Rees and Shultz [1970] in studying the search behavior of workers in Chicago concluded that "white-collar workers such as typists, keypunch operators, tabulating machine operators, and accountants do in fact rely heavily upon 'formal' methods of search (private employment agencies, training school agencies, newspaper ads) whereas blue-collar workers typically found jobs by 'informal' methods (gate applications, referral by a friend).
A simple swipe or insertion of the driver's license uses ID Check to automatically fill in the name and address fields on the Reward Card application, saving the customer time and eliminating keypunch errors.
Portable scanner speeds electronic form entry of driver's licenses, credit cards, student IDs, military IDs, membership cards and loyalty cards, eliminating keypunch errors
I then moved on to become a keypunch operator recording daily cash disbursements and managing civilian payroll.
From Lackland, Nolan moved on to Sheppard Air Force Base, Texas, for technical training as a teletype and keypunch operator, one of the early functions of the communications career field.
She worked for Timex as a keypunch operator in Waterbury for many years.

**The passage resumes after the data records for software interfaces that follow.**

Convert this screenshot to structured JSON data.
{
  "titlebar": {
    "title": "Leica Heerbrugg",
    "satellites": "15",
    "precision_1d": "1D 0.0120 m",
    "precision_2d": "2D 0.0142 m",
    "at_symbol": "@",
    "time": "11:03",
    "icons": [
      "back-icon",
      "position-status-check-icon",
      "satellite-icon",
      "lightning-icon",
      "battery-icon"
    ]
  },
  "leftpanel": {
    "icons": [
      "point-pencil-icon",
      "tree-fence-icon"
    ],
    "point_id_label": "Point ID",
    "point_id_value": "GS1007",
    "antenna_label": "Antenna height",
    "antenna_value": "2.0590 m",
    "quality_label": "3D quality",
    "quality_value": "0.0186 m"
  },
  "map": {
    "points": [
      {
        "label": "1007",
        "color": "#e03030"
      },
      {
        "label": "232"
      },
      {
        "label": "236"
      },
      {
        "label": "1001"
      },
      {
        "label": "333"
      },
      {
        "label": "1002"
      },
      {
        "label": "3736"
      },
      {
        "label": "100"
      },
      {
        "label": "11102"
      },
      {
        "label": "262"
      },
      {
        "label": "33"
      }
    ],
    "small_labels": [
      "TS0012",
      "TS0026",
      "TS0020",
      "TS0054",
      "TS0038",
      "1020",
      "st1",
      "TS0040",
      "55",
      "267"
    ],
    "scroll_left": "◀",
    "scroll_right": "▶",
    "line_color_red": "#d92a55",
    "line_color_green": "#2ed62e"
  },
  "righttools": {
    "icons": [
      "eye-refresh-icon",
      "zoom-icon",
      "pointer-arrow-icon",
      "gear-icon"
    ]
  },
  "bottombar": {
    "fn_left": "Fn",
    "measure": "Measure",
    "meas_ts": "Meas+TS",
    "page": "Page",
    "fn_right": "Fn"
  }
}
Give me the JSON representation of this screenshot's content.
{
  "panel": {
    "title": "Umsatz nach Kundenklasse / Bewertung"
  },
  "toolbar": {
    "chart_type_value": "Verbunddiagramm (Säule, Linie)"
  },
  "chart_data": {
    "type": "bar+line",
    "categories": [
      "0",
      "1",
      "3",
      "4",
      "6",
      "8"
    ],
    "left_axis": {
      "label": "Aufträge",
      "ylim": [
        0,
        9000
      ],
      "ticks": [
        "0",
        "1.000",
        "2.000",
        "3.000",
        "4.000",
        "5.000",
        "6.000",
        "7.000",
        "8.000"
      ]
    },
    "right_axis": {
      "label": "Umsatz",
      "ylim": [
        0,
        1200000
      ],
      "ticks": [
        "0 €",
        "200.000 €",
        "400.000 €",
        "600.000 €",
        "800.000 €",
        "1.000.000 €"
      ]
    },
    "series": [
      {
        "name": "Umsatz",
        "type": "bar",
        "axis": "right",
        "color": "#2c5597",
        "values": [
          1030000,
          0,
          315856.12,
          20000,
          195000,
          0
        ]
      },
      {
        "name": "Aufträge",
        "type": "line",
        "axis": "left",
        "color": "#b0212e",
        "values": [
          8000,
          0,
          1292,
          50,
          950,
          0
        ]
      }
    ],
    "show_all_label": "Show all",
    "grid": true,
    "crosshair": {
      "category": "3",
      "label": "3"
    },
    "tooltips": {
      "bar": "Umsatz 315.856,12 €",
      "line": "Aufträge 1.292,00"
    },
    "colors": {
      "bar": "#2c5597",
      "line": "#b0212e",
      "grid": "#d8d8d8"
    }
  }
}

As typists, wire women, process checkers, keypunch operators, assemblers, coil-winders, and in a variety of other positions, women constituted nearly 40 percent of the WeKearny workforce at any given time.
She started as a keypunch operator at Union Oil, then moved to PG&E and was promoted to a supervisory position.